I'll definitely be trying it when they release a Mac version. Competition is a good thing.
 

WillJS

macrumors 65816
Jan 6, 2007
1,069
0
Now I don't see the rush in announcing it before a version for all OS's is available. If it based on the same thing Safari is based off of, is a Mac version really that complicated? :confused:

Keep in mind, I have zip developmental skills, as just an "Average" browser user, so if there is a lot more then meets the eye in the process just let me know.
 

Preclaro_tipo

macrumors regular
Dec 6, 2003
170
181
West Lafayette, IN
V8?

Is the javascript rendering engine squirrelfish a part of Webkit. (i thought so)

Is V8 google's name for squirrelfish?

Is the rendering engine for javascript separate from webkit?

I'm glad to see another webkit based browser.
 

junker

macrumors 6502
Sorry to be rude - but: So what!?!

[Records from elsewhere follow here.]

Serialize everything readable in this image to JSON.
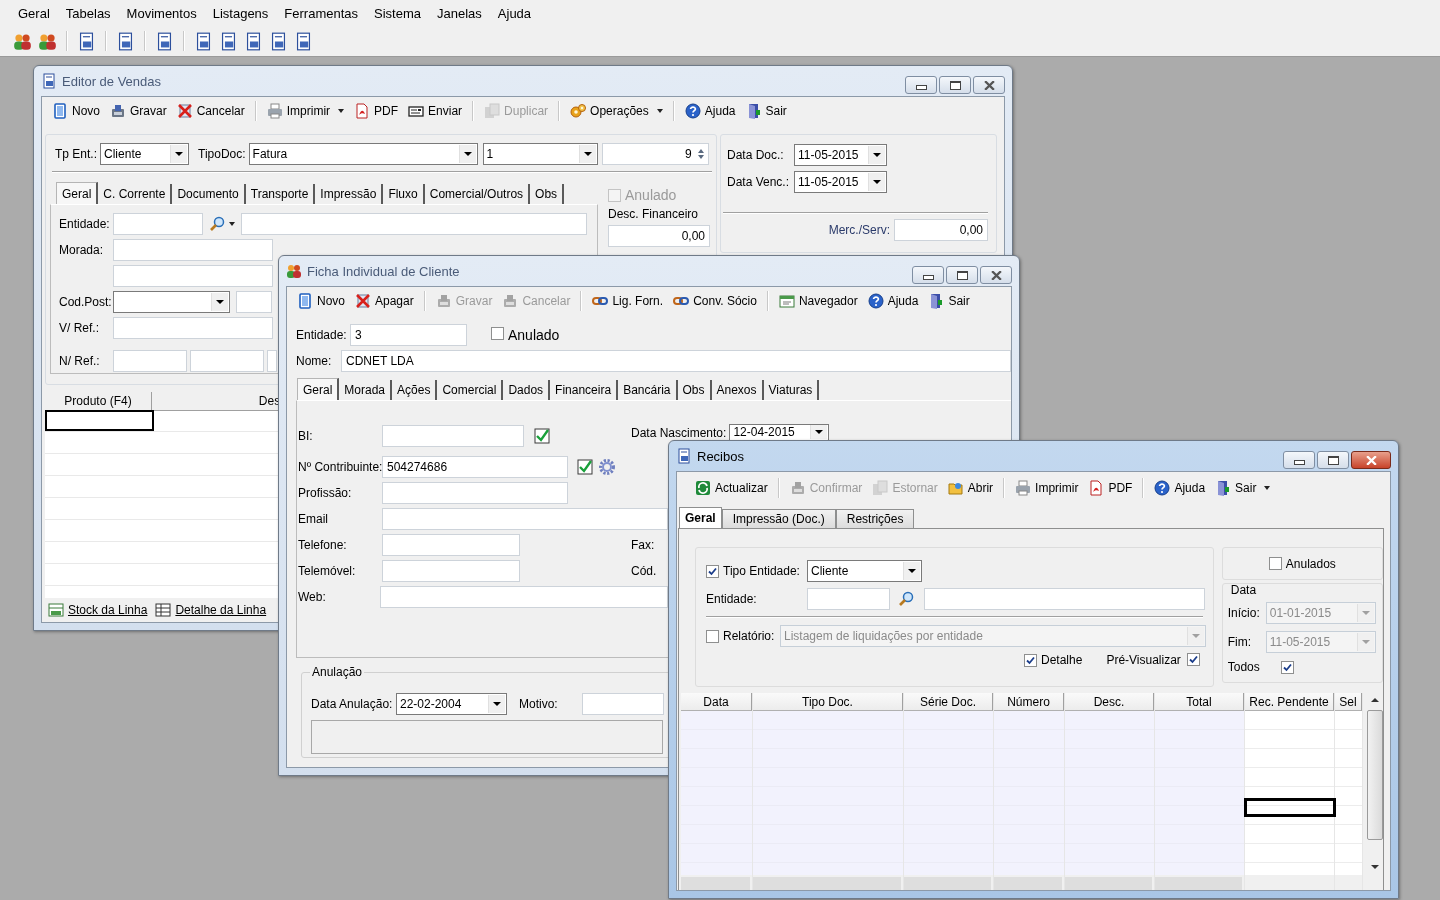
{
  "menu": [
    "Geral",
    "Tabelas",
    "Movimentos",
    "Listagens",
    "Ferramentas",
    "Sistema",
    "Janelas",
    "Ajuda"
  ],
  "editor_vendas": {
    "title": "Editor de Vendas",
    "toolbar": [
      [
        {
          "label": "Novo",
          "disabled": false
        },
        {
          "label": "Gravar",
          "disabled": false
        },
        {
          "label": "Cancelar",
          "disabled": false
        }
      ],
      [
        {
          "label": "Imprimir",
          "disabled": false,
          "dropdown": true
        },
        {
          "label": "PDF",
          "disabled": false
        },
        {
          "label": "Enviar",
          "disabled": false
        }
      ],
      [
        {
          "label": "Duplicar",
          "disabled": true
        }
      ],
      [
        {
          "label": "Operações",
          "disabled": false,
          "dropdown": true
        }
      ],
      [
        {
          "label": "Ajuda",
          "disabled": false
        },
        {
          "label": "Sair",
          "disabled": false
        }
      ]
    ],
    "tp_ent": {
      "label": "Tp Ent.:",
      "value": "Cliente"
    },
    "tipo_doc": {
      "label": "TipoDoc:",
      "value": "Fatura"
    },
    "serie": {
      "value": "1"
    },
    "numero": {
      "value": "9"
    },
    "data_doc": {
      "label": "Data Doc.:",
      "value": "11-05-2015"
    },
    "data_venc": {
      "label": "Data Venc.:",
      "value": "11-05-2015"
    },
    "tabs": [
      {
        "label": "Geral",
        "selected": true
      },
      {
        "label": "C. Corrente",
        "selected": false
      },
      {
        "label": "Documento",
        "selected": false
      },
      {
        "label": "Transporte",
        "selected": false
      },
      {
        "label": "Impressão",
        "selected": false
      },
      {
        "label": "Fluxo",
        "selected": false
      },
      {
        "label": "Comercial/Outros",
        "selected": false
      },
      {
        "label": "Obs",
        "selected": false
      }
    ],
    "anulado": {
      "label": "Anulado",
      "checked": false,
      "disabled": true
    },
    "desc_financeiro": {
      "label": "Desc. Financeiro",
      "value": "0,00"
    },
    "merc_serv": {
      "label": "Merc./Serv:",
      "value": "0,00"
    },
    "labels": {
      "entidade": "Entidade:",
      "morada": "Morada:",
      "cod_post": "Cod.Post:",
      "v_ref": "V/ Ref.:",
      "n_ref": "N/ Ref.:"
    },
    "grid": {
      "columns": [
        "Produto (F4)",
        "Des"
      ]
    },
    "footer_buttons": [
      "Stock da Linha",
      "Detalhe da Linha"
    ]
  },
  "ficha_cliente": {
    "title": "Ficha Individual de Cliente",
    "toolbar": [
      [
        {
          "label": "Novo",
          "disabled": false
        },
        {
          "label": "Apagar",
          "disabled": false
        }
      ],
      [
        {
          "label": "Gravar",
          "disabled": true
        },
        {
          "label": "Cancelar",
          "disabled": true
        }
      ],
      [
        {
          "label": "Lig. Forn.",
          "disabled": false
        },
        {
          "label": "Conv. Sócio",
          "disabled": false
        }
      ],
      [
        {
          "label": "Navegador",
          "disabled": false
        },
        {
          "label": "Ajuda",
          "disabled": false
        },
        {
          "label": "Sair",
          "disabled": false
        }
      ]
    ],
    "entidade": {
      "label": "Entidade:",
      "value": "3"
    },
    "anulado": {
      "label": "Anulado",
      "checked": false
    },
    "nome": {
      "label": "Nome:",
      "value": "CDNET LDA"
    },
    "tabs": [
      {
        "label": "Geral",
        "selected": true
      },
      {
        "label": "Morada",
        "selected": false
      },
      {
        "label": "Ações",
        "selected": false
      },
      {
        "label": "Comercial",
        "selected": false
      },
      {
        "label": "Dados",
        "selected": false
      },
      {
        "label": "Financeira",
        "selected": false
      },
      {
        "label": "Bancária",
        "selected": false
      },
      {
        "label": "Obs",
        "selected": false
      },
      {
        "label": "Anexos",
        "selected": false
      },
      {
        "label": "Viaturas",
        "selected": false
      }
    ],
    "bi": {
      "label": "BI:"
    },
    "contribuinte": {
      "label": "Nº Contribuinte:",
      "value": "504274686"
    },
    "profissao": {
      "label": "Profissão:"
    },
    "email": {
      "label": "Email"
    },
    "telefone": {
      "label": "Telefone:"
    },
    "telemovel": {
      "label": "Telemóvel:"
    },
    "web": {
      "label": "Web:"
    },
    "data_nascimento": {
      "label": "Data Nascimento:",
      "value": "12-04-2015"
    },
    "fax": {
      "label": "Fax:"
    },
    "cod": {
      "label": "Cód."
    },
    "anulacao": {
      "title": "Anulação",
      "data_label": "Data Anulação:",
      "data_value": "22-02-2004",
      "motivo_label": "Motivo:"
    }
  },
  "recibos": {
    "title": "Recibos",
    "toolbar": [
      [
        {
          "label": "Actualizar",
          "disabled": false
        }
      ],
      [
        {
          "label": "Confirmar",
          "disabled": true
        },
        {
          "label": "Estornar",
          "disabled": true
        },
        {
          "label": "Abrir",
          "disabled": false
        }
      ],
      [
        {
          "label": "Imprimir",
          "disabled": false
        },
        {
          "label": "PDF",
          "disabled": false
        }
      ],
      [
        {
          "label": "Ajuda",
          "disabled": false
        },
        {
          "label": "Sair",
          "disabled": false,
          "dropdown": true
        }
      ]
    ],
    "tabs": [
      {
        "label": "Geral",
        "selected": true
      },
      {
        "label": "Impressão (Doc.)",
        "selected": false
      },
      {
        "label": "Restrições",
        "selected": false
      }
    ],
    "tipo_entidade": {
      "label": "Tipo Entidade:",
      "checked": true,
      "value": "Cliente"
    },
    "entidade": {
      "label": "Entidade:"
    },
    "relatorio": {
      "label": "Relatório:",
      "checked": false,
      "value": "Listagem de liquidações por entidade",
      "disabled": true
    },
    "detalhe": {
      "label": "Detalhe",
      "checked": true
    },
    "pre_visualizar": {
      "label": "Pré-Visualizar",
      "checked": true
    },
    "anulados": {
      "label": "Anulados",
      "checked": false
    },
    "data": {
      "title": "Data",
      "inicio": {
        "label": "Início:",
        "value": "01-01-2015",
        "disabled": true
      },
      "fim": {
        "label": "Fim:",
        "value": "11-05-2015",
        "disabled": true
      },
      "todos": {
        "label": "Todos",
        "checked": true
      }
    },
    "grid": {
      "columns": [
        "Data",
        "Tipo Doc.",
        "Série Doc.",
        "Número",
        "Desc.",
        "Total",
        "Rec. Pendente",
        "Sel"
      ]
    }
  }
}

As far as I can tell, browsers are really about the same. Granted, I can more speed out of Safari, but more limits to site and sometimes, limited functionality. Firefox is fine and dandy. Opera...meh. IE, don't use it anymore.

Other than processor intensive javascript, I'm fine on safari. Sure, I like something new to play with here and there... but really - a new browser?
 

iSee

macrumors 68040
Oct 25, 2004
3,523
253
Interesting direction for Google.

When Apple does something like this, it's almost always a well-thought-out piece of a larger overall strategy.

When Google does it, I'm never quite sure if it's just something one group is just trying or if there is a grander plan.

I mean sure, Google is about web advertising, and it's straightforward to see how having a Google browser could enhance that. But on a grander scale this could:

* Be the Google "OS" -- well, really the Google application platform. For example, the Google apps are neat. But browser technology really limits just how useful these can really become. Control the app platform, however, and the sky's the limit. Of course, this would be a lot bigger than just the Google apps. They'd want to take a significant share of the client app platform market.
* If the Chrome platform can't reach critical mass, they will at least want to push other browsers to be a better application platform.

Microsoft/IE is in a tricky position. On one hand, browsers are assailing its market dominance from the left and right. On the other hand, MS simply cannot/will not provide the basis for its competitors' application platforms. They can play the stalling game, dribbling in real features (along with large cosmetic changes) at the slowest rate they think they can get away with--IE 7, IE 8--while at the same time pushing their own, proprietary web app platform as hard as possible (Silverlight, or whatever they replace that with). Time will tell if MS, Adobe, or Google, will win this war. Apple isn't a serious player here, but it will be interesting to see if they want to become one.
 

Veri

macrumors 6502a
Sep 23, 2007
618
0
It's not quite analogous, but I'm suddenly reminded of what happened when Spyglass dealt with Microsoft... bah, anything that annoys the Mozilla Foundation is worth a laugh in my books :cool:.

I bags ("this isn't public school, Wilson!") first development on Google AdWords ad blocker. And no, Google, most people don't use the web for "apps" - beyond maybe a mail client. Locally hosted software works just great, and it takes advantage of all that tasty local native speed, reliability and security, just as it has since the early '80s when your intended model last went out of fashion. But keep up the good work with search - it's what you do well.